### WHAT YOU HAVE TO DO
Begin at the line containing "Extract the structured" and retype each line through the end of the records exactly. Include nothing else and no pictures.

MATERIAL FOR THIS EXERCISE Block Start

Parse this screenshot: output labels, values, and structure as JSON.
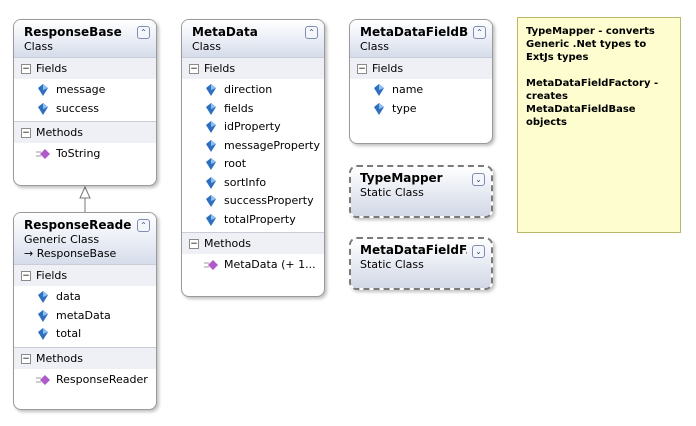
{
  "classes": {
    "response_base": {
      "name": "ResponseBase",
      "kind": "Class",
      "fields_label": "Fields",
      "fields": [
        "message",
        "success"
      ],
      "methods_label": "Methods",
      "methods": [
        "ToString"
      ]
    },
    "response_reader": {
      "name": "ResponseReade...",
      "kind": "Generic Class",
      "inherits": "→ ResponseBase",
      "fields_label": "Fields",
      "fields": [
        "data",
        "metaData",
        "total"
      ],
      "methods_label": "Methods",
      "methods": [
        "ResponseReader"
      ]
    },
    "metadata": {
      "name": "MetaData",
      "kind": "Class",
      "fields_label": "Fields",
      "fields": [
        "direction",
        "fields",
        "idProperty",
        "messageProperty",
        "root",
        "sortInfo",
        "successProperty",
        "totalProperty"
      ],
      "methods_label": "Methods",
      "methods": [
        "MetaData (+ 1..."
      ]
    },
    "metadata_field_base": {
      "name": "MetaDataFieldB...",
      "kind": "Class",
      "fields_label": "Fields",
      "fields": [
        "name",
        "type"
      ]
    },
    "type_mapper": {
      "name": "TypeMapper",
      "kind": "Static Class"
    },
    "metadata_field_factory": {
      "name": "MetaDataFieldF...",
      "kind": "Static Class"
    }
  },
  "note": {
    "line1": "TypeMapper - converts Generic .Net types to ExtJs types",
    "line2": "MetaDataFieldFactory - creates MetaDataFieldBase objects"
  },
  "icons": {
    "collapse": "double-chevron-up-icon",
    "expand": "double-chevron-down-icon",
    "field": "field-icon",
    "method": "method-icon"
  },
  "colors": {
    "note_bg": "#fdfdcf",
    "header_gradient": "#d6dcea",
    "field_icon": "#2f6fbf",
    "method_icon": "#b05cc8"
  }
}
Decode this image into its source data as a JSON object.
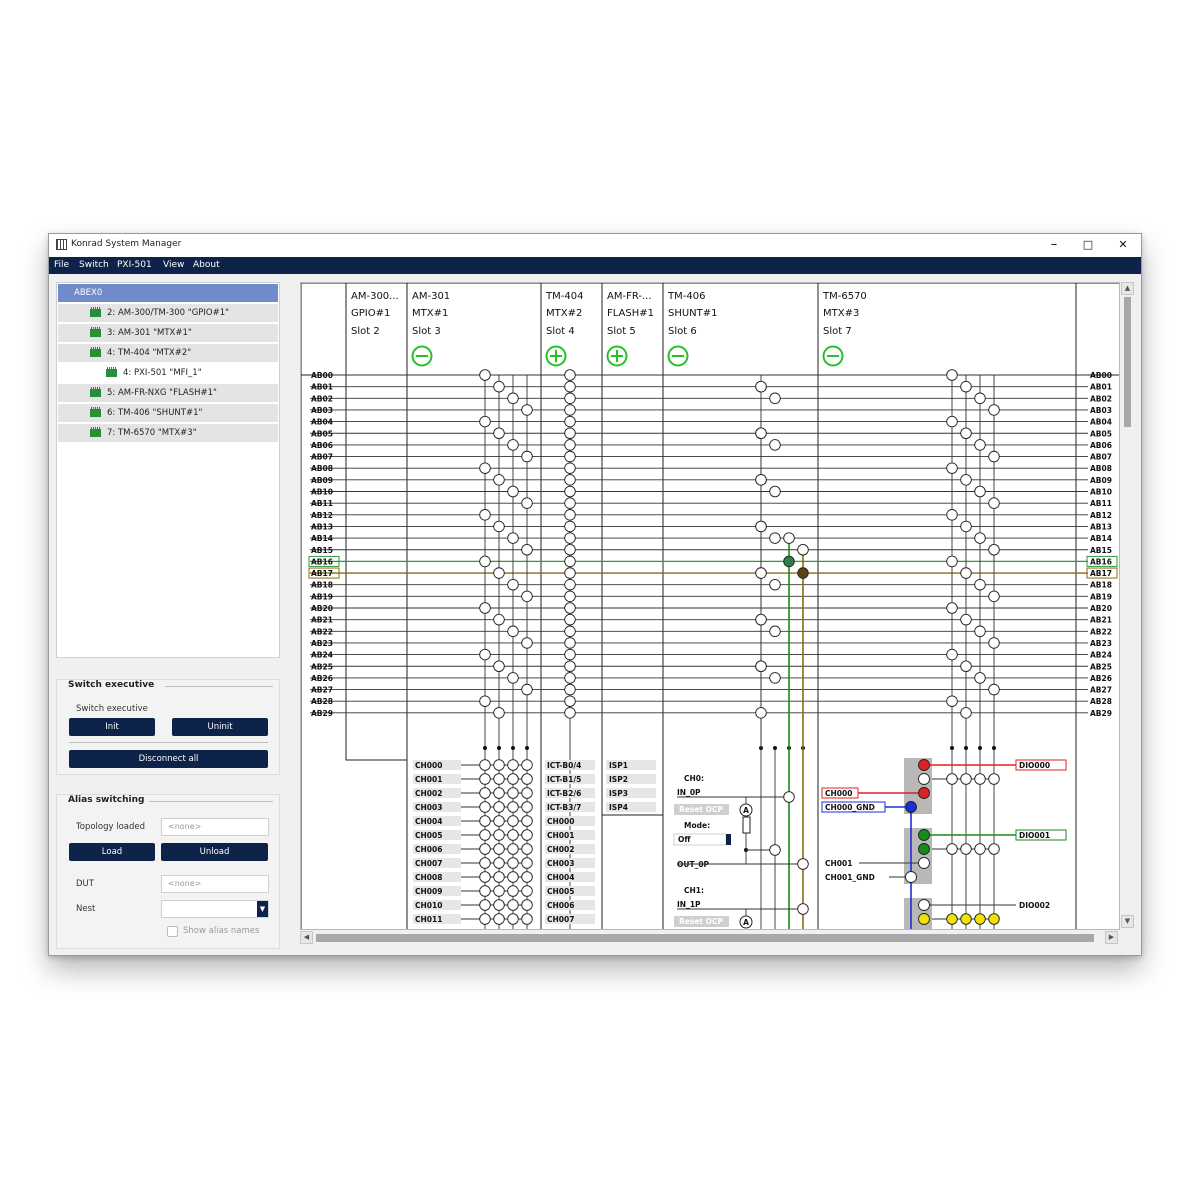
{
  "window": {
    "title": "Konrad System Manager",
    "minimize": "–",
    "maximize": "□",
    "close": "✕"
  },
  "menu": [
    "File",
    "Switch",
    "PXI-501",
    "View",
    "About"
  ],
  "tree": {
    "items": [
      {
        "label": "ABEX0",
        "level": 0,
        "selected": true,
        "chip": false
      },
      {
        "label": "2: AM-300/TM-300 \"GPIO#1\"",
        "level": 1,
        "chip": true
      },
      {
        "label": "3: AM-301 \"MTX#1\"",
        "level": 1,
        "chip": true
      },
      {
        "label": "4: TM-404 \"MTX#2\"",
        "level": 1,
        "chip": true
      },
      {
        "label": "4: PXI-501 \"MFI_1\"",
        "level": 2,
        "chip": true
      },
      {
        "label": "5: AM-FR-NXG \"FLASH#1\"",
        "level": 1,
        "chip": true
      },
      {
        "label": "6: TM-406 \"SHUNT#1\"",
        "level": 1,
        "chip": true
      },
      {
        "label": "7: TM-6570 \"MTX#3\"",
        "level": 1,
        "chip": true
      }
    ]
  },
  "switch_exec": {
    "title": "Switch executive",
    "label": "Switch executive",
    "init": "Init",
    "uninit": "Uninit",
    "disconnect": "Disconnect all"
  },
  "alias": {
    "title": "Alias switching",
    "topology_label": "Topology loaded",
    "topology_value": "<none>",
    "load": "Load",
    "unload": "Unload",
    "dut_label": "DUT",
    "dut_value": "<none>",
    "nest_label": "Nest",
    "nest_value": "",
    "show_alias": "Show alias names"
  },
  "scroll": {
    "up": "▲",
    "down": "▼",
    "left": "◀",
    "right": "▶"
  },
  "diagram": {
    "modules": [
      {
        "name": "AM-300...",
        "alias": "GPIO#1",
        "slot": "Slot 2",
        "sign": ""
      },
      {
        "name": "AM-301",
        "alias": "MTX#1",
        "slot": "Slot 3",
        "sign": "−"
      },
      {
        "name": "TM-404",
        "alias": "MTX#2",
        "slot": "Slot 4",
        "sign": "+"
      },
      {
        "name": "AM-FR-...",
        "alias": "FLASH#1",
        "slot": "Slot 5",
        "sign": "+"
      },
      {
        "name": "TM-406",
        "alias": "SHUNT#1",
        "slot": "Slot 6",
        "sign": "−"
      },
      {
        "name": "TM-6570",
        "alias": "MTX#3",
        "slot": "Slot 7",
        "sign": "−"
      }
    ],
    "bus_lines": [
      "AB00",
      "AB01",
      "AB02",
      "AB03",
      "AB04",
      "AB05",
      "AB06",
      "AB07",
      "AB08",
      "AB09",
      "AB10",
      "AB11",
      "AB12",
      "AB13",
      "AB14",
      "AB15",
      "AB16",
      "AB17",
      "AB18",
      "AB19",
      "AB20",
      "AB21",
      "AB22",
      "AB23",
      "AB24",
      "AB25",
      "AB26",
      "AB27",
      "AB28",
      "AB29"
    ],
    "highlight": {
      "AB16": "#2e9a3e",
      "AB17": "#8b6a14"
    },
    "mtx1_channels": [
      "CH000",
      "CH001",
      "CH002",
      "CH003",
      "CH004",
      "CH005",
      "CH006",
      "CH007",
      "CH008",
      "CH009",
      "CH010",
      "CH011"
    ],
    "mtx2_channels": [
      "ICT-B0/4",
      "ICT-B1/5",
      "ICT-B2/6",
      "ICT-B3/7",
      "CH000",
      "CH001",
      "CH002",
      "CH003",
      "CH004",
      "CH005",
      "CH006",
      "CH007"
    ],
    "flash_channels": [
      "ISP1",
      "ISP2",
      "ISP3",
      "ISP4"
    ],
    "shunt": {
      "ch0_label": "CH0:",
      "in0": "IN_0P",
      "reset": "Reset OCP",
      "mode_label": "Mode:",
      "mode_value": "Off",
      "out0": "OUT_0P",
      "ch1_label": "CH1:",
      "in1": "IN_1P",
      "meter": "A"
    },
    "mtx3": {
      "ch000": "CH000",
      "ch000_gnd": "CH000_GND",
      "ch001": "CH001",
      "ch001_gnd": "CH001_GND",
      "dio000": "DIO000",
      "dio001": "DIO001",
      "dio002": "DIO002"
    },
    "colors": {
      "red": "#e02020",
      "blue": "#1a2fd6",
      "green": "#178a1d",
      "yellow": "#f2e200",
      "plus_minus": "#28c028"
    }
  }
}
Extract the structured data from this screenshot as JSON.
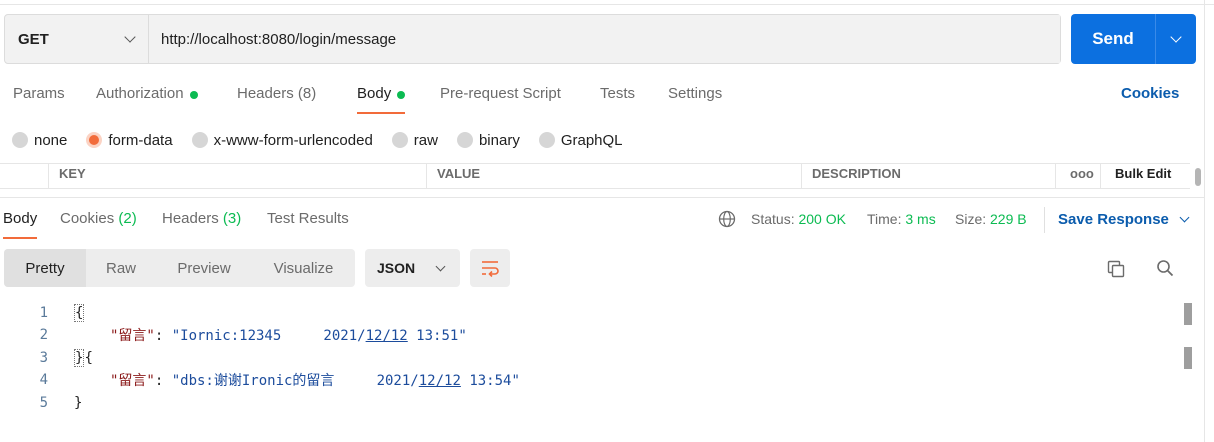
{
  "request": {
    "method": "GET",
    "url": "http://localhost:8080/login/message",
    "send_label": "Send"
  },
  "request_tabs": [
    {
      "label": "Params"
    },
    {
      "label": "Authorization"
    },
    {
      "label": "Headers (8)"
    },
    {
      "label": "Body"
    },
    {
      "label": "Pre-request Script"
    },
    {
      "label": "Tests"
    },
    {
      "label": "Settings"
    }
  ],
  "cookies_link": "Cookies",
  "body_types": [
    {
      "label": "none"
    },
    {
      "label": "form-data"
    },
    {
      "label": "x-www-form-urlencoded"
    },
    {
      "label": "raw"
    },
    {
      "label": "binary"
    },
    {
      "label": "GraphQL"
    }
  ],
  "kv_table": {
    "key": "KEY",
    "value": "VALUE",
    "description": "DESCRIPTION",
    "more": "ooo",
    "bulk_edit": "Bulk Edit"
  },
  "response_tabs": {
    "body": "Body",
    "cookies": "Cookies",
    "cookies_count": "(2)",
    "headers": "Headers",
    "headers_count": "(3)",
    "test_results": "Test Results"
  },
  "response_meta": {
    "status_label": "Status:",
    "status_value": "200 OK",
    "time_label": "Time:",
    "time_value": "3 ms",
    "size_label": "Size:",
    "size_value": "229 B",
    "save_response": "Save Response"
  },
  "view_modes": [
    {
      "label": "Pretty"
    },
    {
      "label": "Raw"
    },
    {
      "label": "Preview"
    },
    {
      "label": "Visualize"
    }
  ],
  "format": "JSON",
  "code": {
    "line_numbers": [
      "1",
      "2",
      "3",
      "4",
      "5"
    ],
    "line1": "{",
    "line2_key": "\"留言\"",
    "line2_colon": ": ",
    "line2_val_a": "\"Iornic:12345     2021/",
    "line2_val_ul": "12/12",
    "line2_val_b": " 13:51\"",
    "line3_a": "}",
    "line3_b": "{",
    "line4_key": "\"留言\"",
    "line4_colon": ": ",
    "line4_val_a": "\"dbs:谢谢Ironic的留言     2021/",
    "line4_val_ul": "12/12",
    "line4_val_b": " 13:54\"",
    "line5": "}"
  }
}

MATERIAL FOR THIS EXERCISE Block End

### ANSWER SECTION
Extract the structured data from this screenshot as JSON.
{
  "request": {
    "method": "GET",
    "url": "http://localhost:8080/login/message",
    "send_label": "Send"
  },
  "request_tabs": [
    {
      "label": "Params"
    },
    {
      "label": "Authorization"
    },
    {
      "label": "Headers (8)"
    },
    {
      "label": "Body"
    },
    {
      "label": "Pre-request Script"
    },
    {
      "label": "Tests"
    },
    {
      "label": "Settings"
    }
  ],
  "cookies_link": "Cookies",
  "body_types": [
    {
      "label": "none"
    },
    {
      "label": "form-data"
    },
    {
      "label": "x-www-form-urlencoded"
    },
    {
      "label": "raw"
    },
    {
      "label": "binary"
    },
    {
      "label": "GraphQL"
    }
  ],
  "kv_table": {
    "key": "KEY",
    "value": "VALUE",
    "description": "DESCRIPTION",
    "more": "ooo",
    "bulk_edit": "Bulk Edit"
  },
  "response_tabs": {
    "body": "Body",
    "cookies": "Cookies",
    "cookies_count": "(2)",
    "headers": "Headers",
    "headers_count": "(3)",
    "test_results": "Test Results"
  },
  "response_meta": {
    "status_label": "Status:",
    "status_value": "200 OK",
    "time_label": "Time:",
    "time_value": "3 ms",
    "size_label": "Size:",
    "size_value": "229 B",
    "save_response": "Save Response"
  },
  "view_modes": [
    {
      "label": "Pretty"
    },
    {
      "label": "Raw"
    },
    {
      "label": "Preview"
    },
    {
      "label": "Visualize"
    }
  ],
  "format": "JSON",
  "code": {
    "line_numbers": [
      "1",
      "2",
      "3",
      "4",
      "5"
    ],
    "line1": "{",
    "line2_key": "\"留言\"",
    "line2_colon": ": ",
    "line2_val_a": "\"Iornic:12345     2021/",
    "line2_val_ul": "12/12",
    "line2_val_b": " 13:51\"",
    "line3_a": "}",
    "line3_b": "{",
    "line4_key": "\"留言\"",
    "line4_colon": ": ",
    "line4_val_a": "\"dbs:谢谢Ironic的留言     2021/",
    "line4_val_ul": "12/12",
    "line4_val_b": " 13:54\"",
    "line5": "}"
  }
}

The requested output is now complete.